Entries shown START

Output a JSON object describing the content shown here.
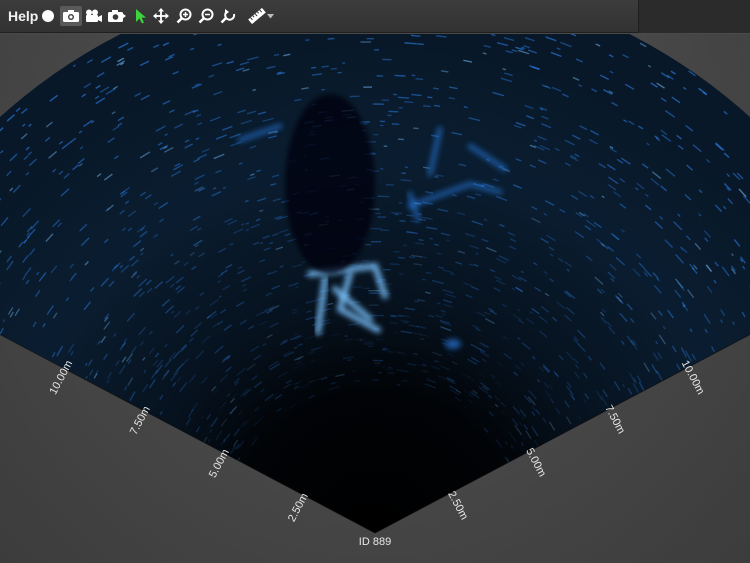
{
  "toolbar": {
    "help_label": "Help",
    "icons": [
      {
        "name": "record-icon"
      },
      {
        "name": "camera-icon"
      },
      {
        "name": "video-camera-icon"
      },
      {
        "name": "snapshot-icon"
      },
      {
        "name": "select-cursor-icon",
        "active": true
      },
      {
        "name": "pan-icon"
      },
      {
        "name": "zoom-in-icon"
      },
      {
        "name": "zoom-out-icon"
      },
      {
        "name": "zoom-reset-icon"
      },
      {
        "name": "measure-ruler-icon"
      }
    ],
    "dropdown_icon": "chevron-down-icon",
    "accent_active": "#3fd23f"
  },
  "sonar": {
    "colors": {
      "echo": "#2f8bff",
      "echo_bright": "#7cc4ff",
      "fan_bg": "#02070d"
    },
    "left_axis_ticks": [
      "2.50m",
      "5.00m",
      "7.50m",
      "10.00m"
    ],
    "right_axis_ticks": [
      "2.50m",
      "5.00m",
      "7.50m",
      "10.00m"
    ],
    "ping_id": "ID 889"
  }
}
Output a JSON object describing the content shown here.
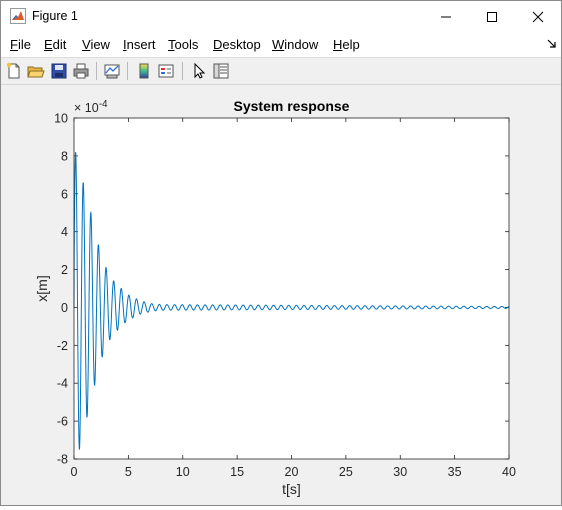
{
  "window": {
    "title": "Figure 1"
  },
  "menu": [
    {
      "name": "menu-file",
      "ul": "F",
      "rest": "ile"
    },
    {
      "name": "menu-edit",
      "ul": "E",
      "rest": "dit"
    },
    {
      "name": "menu-view",
      "ul": "V",
      "rest": "iew"
    },
    {
      "name": "menu-insert",
      "ul": "I",
      "rest": "nsert"
    },
    {
      "name": "menu-tools",
      "ul": "T",
      "rest": "ools"
    },
    {
      "name": "menu-desktop",
      "ul": "D",
      "rest": "esktop"
    },
    {
      "name": "menu-window",
      "ul": "W",
      "rest": "indow"
    },
    {
      "name": "menu-help",
      "ul": "H",
      "rest": "elp"
    }
  ],
  "toolbar": [
    "new-figure-icon",
    "open-file-icon",
    "save-icon",
    "print-icon",
    "link-plot-icon",
    "colorbar-icon",
    "legend-icon",
    "pointer-icon",
    "property-inspector-icon"
  ],
  "colors": {
    "line": "#0072BD",
    "axes_bg": "#ffffff",
    "figure_bg": "#f0f0f0"
  },
  "chart_data": {
    "type": "line",
    "title": "System response",
    "xlabel": "t[s]",
    "ylabel": "x[m]",
    "exponent_label": "× 10",
    "exponent": "-4",
    "xlim": [
      0,
      40
    ],
    "ylim": [
      -8,
      10
    ],
    "xticks": [
      0,
      5,
      10,
      15,
      20,
      25,
      30,
      35,
      40
    ],
    "yticks": [
      -8,
      -6,
      -4,
      -2,
      0,
      2,
      4,
      6,
      8,
      10
    ],
    "series": [
      {
        "description": "decaying oscillation (peak amplitudes in 1e-4 m)",
        "peaks": [
          {
            "t": 0.15,
            "x": 8.2
          },
          {
            "t": 0.5,
            "x": -7.5
          },
          {
            "t": 0.85,
            "x": 6.6
          },
          {
            "t": 1.2,
            "x": -5.8
          },
          {
            "t": 1.55,
            "x": 5.0
          },
          {
            "t": 1.9,
            "x": -4.1
          },
          {
            "t": 2.25,
            "x": 3.3
          },
          {
            "t": 2.6,
            "x": -2.6
          },
          {
            "t": 2.95,
            "x": 2.1
          },
          {
            "t": 3.3,
            "x": -1.7
          },
          {
            "t": 3.65,
            "x": 1.4
          },
          {
            "t": 4.0,
            "x": -1.2
          },
          {
            "t": 4.35,
            "x": 1.0
          },
          {
            "t": 4.7,
            "x": -0.8
          },
          {
            "t": 5.05,
            "x": 0.65
          },
          {
            "t": 5.4,
            "x": -0.55
          },
          {
            "t": 5.75,
            "x": 0.45
          },
          {
            "t": 6.1,
            "x": -0.35
          },
          {
            "t": 6.45,
            "x": 0.3
          },
          {
            "t": 6.8,
            "x": -0.25
          },
          {
            "t": 7.15,
            "x": 0.2
          },
          {
            "t": 8.0,
            "x": 0.15
          },
          {
            "t": 40.0,
            "x": 0.05
          }
        ],
        "settled_amplitude": 0.05,
        "period": 0.7
      }
    ]
  }
}
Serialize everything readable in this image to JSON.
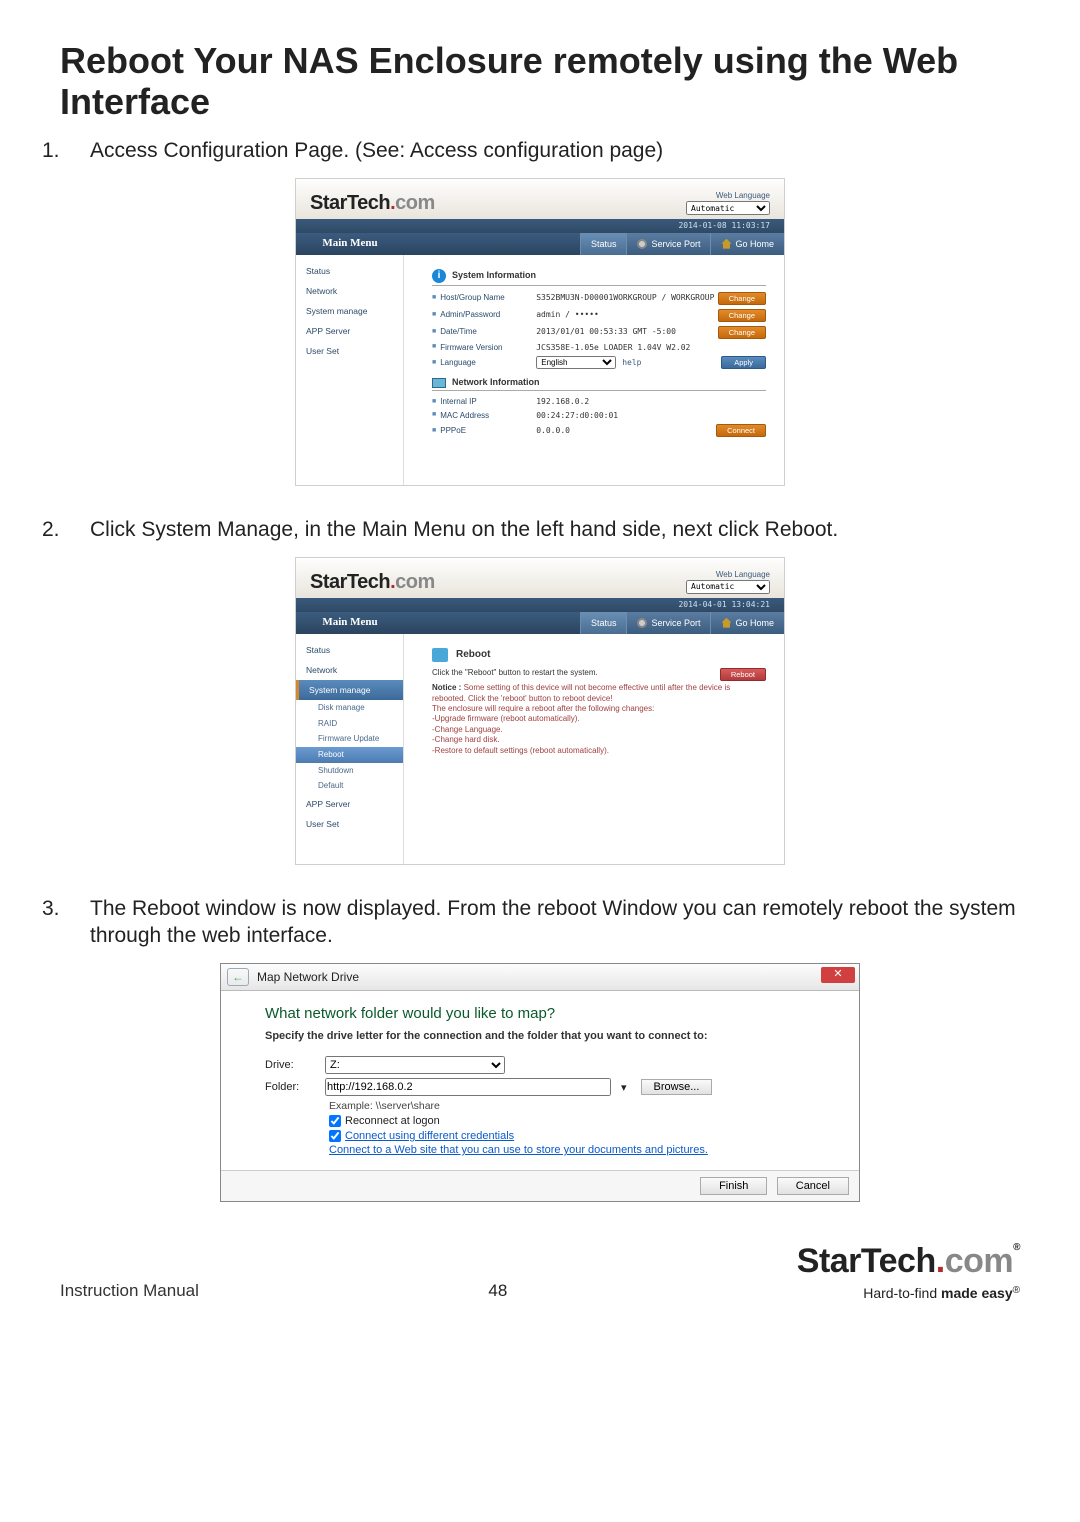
{
  "title": "Reboot Your NAS Enclosure remotely using the Web Interface",
  "step1": "Access Configuration Page. (See: Access configuration page)",
  "step2": "Click System Manage, in the Main Menu on the left hand side, next click Reboot.",
  "step3": "The Reboot window is now displayed.  From the reboot Window you can remotely reboot the system through the web interface.",
  "brand": {
    "a": "StarTech",
    "b": ".com",
    "reg": "®"
  },
  "shot1": {
    "weblang_label": "Web Language",
    "weblang_value": "Automatic",
    "timestamp": "2014-01-08 11:03:17",
    "mainmenu": "Main Menu",
    "tabs": {
      "status": "Status",
      "service": "Service Port",
      "home": "Go Home"
    },
    "menu": [
      "Status",
      "Network",
      "System manage",
      "APP Server",
      "User Set"
    ],
    "sys_info": "System Information",
    "net_info": "Network Information",
    "rows": {
      "host": {
        "k": "Host/Group Name",
        "v": "S352BMU3N-D00001WORKGROUP / WORKGROUP",
        "btn": "Change"
      },
      "admin": {
        "k": "Admin/Password",
        "v": "admin / •••••",
        "btn": "Change"
      },
      "date": {
        "k": "Date/Time",
        "v": "2013/01/01 00:53:33 GMT -5:00",
        "btn": "Change"
      },
      "fw": {
        "k": "Firmware Version",
        "v": "JCS358E-1.05e LOADER 1.04V W2.02"
      },
      "lang": {
        "k": "Language",
        "v": "English",
        "help": "help",
        "btn": "Apply"
      },
      "ip": {
        "k": "Internal IP",
        "v": "192.168.0.2"
      },
      "mac": {
        "k": "MAC Address",
        "v": "00:24:27:d0:00:01"
      },
      "pppoe": {
        "k": "PPPoE",
        "v": "0.0.0.0",
        "btn": "Connect"
      }
    }
  },
  "shot2": {
    "weblang_label": "Web Language",
    "weblang_value": "Automatic",
    "timestamp": "2014-04-01 13:04:21",
    "mainmenu": "Main Menu",
    "tabs": {
      "status": "Status",
      "service": "Service Port",
      "home": "Go Home"
    },
    "menu_top": [
      "Status",
      "Network"
    ],
    "menu_active": "System manage",
    "submenu": [
      "Disk manage",
      "RAID",
      "Firmware Update",
      "Reboot",
      "Shutdown",
      "Default"
    ],
    "menu_bottom": [
      "APP Server",
      "User Set"
    ],
    "reboot_title": "Reboot",
    "reboot_hint": "Click the \"Reboot\" button to restart the system.",
    "reboot_btn": "Reboot",
    "notice_label": "Notice :",
    "notice_body": "Some setting of this device will not become effective until after the device is rebooted. Click the 'reboot' button to reboot device!",
    "notice_line2": "The enclosure will require a reboot after the following changes:",
    "notice_items": [
      "-Upgrade firmware (reboot automatically).",
      "-Change Language.",
      "-Change hard disk.",
      "-Restore to default settings (reboot automatically)."
    ]
  },
  "map": {
    "title": "Map Network Drive",
    "q": "What network folder would you like to map?",
    "sub": "Specify the drive letter for the connection and the folder that you want to connect to:",
    "drive_label": "Drive:",
    "drive_value": "Z:",
    "folder_label": "Folder:",
    "folder_value": "http://192.168.0.2",
    "browse": "Browse...",
    "example": "Example: \\\\server\\share",
    "reconnect": "Reconnect at logon",
    "creds": "Connect using different credentials",
    "link": "Connect to a Web site that you can use to store your documents and pictures.",
    "finish": "Finish",
    "cancel": "Cancel"
  },
  "footer": {
    "manual": "Instruction Manual",
    "page": "48",
    "tagline_a": "Hard-to-find ",
    "tagline_b": "made easy"
  }
}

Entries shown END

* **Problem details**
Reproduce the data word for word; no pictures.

* **Solution to the exercise**
Output a JSON object describing the content shown here.
{
  "toolbar": {
    "help_label": "Help",
    "icons": [
      {
        "name": "record-icon"
      },
      {
        "name": "camera-icon"
      },
      {
        "name": "video-camera-icon"
      },
      {
        "name": "snapshot-icon"
      },
      {
        "name": "select-cursor-icon",
        "active": true
      },
      {
        "name": "pan-icon"
      },
      {
        "name": "zoom-in-icon"
      },
      {
        "name": "zoom-out-icon"
      },
      {
        "name": "zoom-reset-icon"
      },
      {
        "name": "measure-ruler-icon"
      }
    ],
    "dropdown_icon": "chevron-down-icon",
    "accent_active": "#3fd23f"
  },
  "sonar": {
    "colors": {
      "echo": "#2f8bff",
      "echo_bright": "#7cc4ff",
      "fan_bg": "#02070d"
    },
    "left_axis_ticks": [
      "2.50m",
      "5.00m",
      "7.50m",
      "10.00m"
    ],
    "right_axis_ticks": [
      "2.50m",
      "5.00m",
      "7.50m",
      "10.00m"
    ],
    "ping_id": "ID 889"
  }
}
Output a JSON object describing the content shown here.
{
  "window": {
    "title": "Figure 1"
  },
  "menu": [
    {
      "name": "menu-file",
      "ul": "F",
      "rest": "ile"
    },
    {
      "name": "menu-edit",
      "ul": "E",
      "rest": "dit"
    },
    {
      "name": "menu-view",
      "ul": "V",
      "rest": "iew"
    },
    {
      "name": "menu-insert",
      "ul": "I",
      "rest": "nsert"
    },
    {
      "name": "menu-tools",
      "ul": "T",
      "rest": "ools"
    },
    {
      "name": "menu-desktop",
      "ul": "D",
      "rest": "esktop"
    },
    {
      "name": "menu-window",
      "ul": "W",
      "rest": "indow"
    },
    {
      "name": "menu-help",
      "ul": "H",
      "rest": "elp"
    }
  ],
  "toolbar": [
    "new-figure-icon",
    "open-file-icon",
    "save-icon",
    "print-icon",
    "link-plot-icon",
    "colorbar-icon",
    "legend-icon",
    "pointer-icon",
    "property-inspector-icon"
  ],
  "colors": {
    "line": "#0072BD",
    "axes_bg": "#ffffff",
    "figure_bg": "#f0f0f0"
  },
  "chart_data": {
    "type": "line",
    "title": "System response",
    "xlabel": "t[s]",
    "ylabel": "x[m]",
    "exponent_label": "× 10",
    "exponent": "-4",
    "xlim": [
      0,
      40
    ],
    "ylim": [
      -8,
      10
    ],
    "xticks": [
      0,
      5,
      10,
      15,
      20,
      25,
      30,
      35,
      40
    ],
    "yticks": [
      -8,
      -6,
      -4,
      -2,
      0,
      2,
      4,
      6,
      8,
      10
    ],
    "series": [
      {
        "description": "decaying oscillation (peak amplitudes in 1e-4 m)",
        "peaks": [
          {
            "t": 0.15,
            "x": 8.2
          },
          {
            "t": 0.5,
            "x": -7.5
          },
          {
            "t": 0.85,
            "x": 6.6
          },
          {
            "t": 1.2,
            "x": -5.8
          },
          {
            "t": 1.55,
            "x": 5.0
          },
          {
            "t": 1.9,
            "x": -4.1
          },
          {
            "t": 2.25,
            "x": 3.3
          },
          {
            "t": 2.6,
            "x": -2.6
          },
          {
            "t": 2.95,
            "x": 2.1
          },
          {
            "t": 3.3,
            "x": -1.7
          },
          {
            "t": 3.65,
            "x": 1.4
          },
          {
            "t": 4.0,
            "x": -1.2
          },
          {
            "t": 4.35,
            "x": 1.0
          },
          {
            "t": 4.7,
            "x": -0.8
          },
          {
            "t": 5.05,
            "x": 0.65
          },
          {
            "t": 5.4,
            "x": -0.55
          },
          {
            "t": 5.75,
            "x": 0.45
          },
          {
            "t": 6.1,
            "x": -0.35
          },
          {
            "t": 6.45,
            "x": 0.3
          },
          {
            "t": 6.8,
            "x": -0.25
          },
          {
            "t": 7.15,
            "x": 0.2
          },
          {
            "t": 8.0,
            "x": 0.15
          },
          {
            "t": 40.0,
            "x": 0.05
          }
        ],
        "settled_amplitude": 0.05,
        "period": 0.7
      }
    ]
  }
}
Serialize everything readable in this image to JSON.
{
  "title": "Reboot Your NAS Enclosure remotely using the Web Interface",
  "step1": "Access Configuration Page. (See: Access configuration page)",
  "step2": "Click System Manage, in the Main Menu on the left hand side, next click Reboot.",
  "step3": "The Reboot window is now displayed.  From the reboot Window you can remotely reboot the system through the web interface.",
  "brand": {
    "a": "StarTech",
    "b": ".com",
    "reg": "®"
  },
  "shot1": {
    "weblang_label": "Web Language",
    "weblang_value": "Automatic",
    "timestamp": "2014-01-08 11:03:17",
    "mainmenu": "Main Menu",
    "tabs": {
      "status": "Status",
      "service": "Service Port",
      "home": "Go Home"
    },
    "menu": [
      "Status",
      "Network",
      "System manage",
      "APP Server",
      "User Set"
    ],
    "sys_info": "System Information",
    "net_info": "Network Information",
    "rows": {
      "host": {
        "k": "Host/Group Name",
        "v": "S352BMU3N-D00001WORKGROUP / WORKGROUP",
        "btn": "Change"
      },
      "admin": {
        "k": "Admin/Password",
        "v": "admin / •••••",
        "btn": "Change"
      },
      "date": {
        "k": "Date/Time",
        "v": "2013/01/01 00:53:33 GMT -5:00",
        "btn": "Change"
      },
      "fw": {
        "k": "Firmware Version",
        "v": "JCS358E-1.05e LOADER 1.04V W2.02"
      },
      "lang": {
        "k": "Language",
        "v": "English",
        "help": "help",
        "btn": "Apply"
      },
      "ip": {
        "k": "Internal IP",
        "v": "192.168.0.2"
      },
      "mac": {
        "k": "MAC Address",
        "v": "00:24:27:d0:00:01"
      },
      "pppoe": {
        "k": "PPPoE",
        "v": "0.0.0.0",
        "btn": "Connect"
      }
    }
  },
  "shot2": {
    "weblang_label": "Web Language",
    "weblang_value": "Automatic",
    "timestamp": "2014-04-01 13:04:21",
    "mainmenu": "Main Menu",
    "tabs": {
      "status": "Status",
      "service": "Service Port",
      "home": "Go Home"
    },
    "menu_top": [
      "Status",
      "Network"
    ],
    "menu_active": "System manage",
    "submenu": [
      "Disk manage",
      "RAID",
      "Firmware Update",
      "Reboot",
      "Shutdown",
      "Default"
    ],
    "menu_bottom": [
      "APP Server",
      "User Set"
    ],
    "reboot_title": "Reboot",
    "reboot_hint": "Click the \"Reboot\" button to restart the system.",
    "reboot_btn": "Reboot",
    "notice_label": "Notice :",
    "notice_body": "Some setting of this device will not become effective until after the device is rebooted. Click the 'reboot' button to reboot device!",
    "notice_line2": "The enclosure will require a reboot after the following changes:",
    "notice_items": [
      "-Upgrade firmware (reboot automatically).",
      "-Change Language.",
      "-Change hard disk.",
      "-Restore to default settings (reboot automatically)."
    ]
  },
  "map": {
    "title": "Map Network Drive",
    "q": "What network folder would you like to map?",
    "sub": "Specify the drive letter for the connection and the folder that you want to connect to:",
    "drive_label": "Drive:",
    "drive_value": "Z:",
    "folder_label": "Folder:",
    "folder_value": "http://192.168.0.2",
    "browse": "Browse...",
    "example": "Example: \\\\server\\share",
    "reconnect": "Reconnect at logon",
    "creds": "Connect using different credentials",
    "link": "Connect to a Web site that you can use to store your documents and pictures.",
    "finish": "Finish",
    "cancel": "Cancel"
  },
  "footer": {
    "manual": "Instruction Manual",
    "page": "48",
    "tagline_a": "Hard-to-find ",
    "tagline_b": "made easy"
  }
}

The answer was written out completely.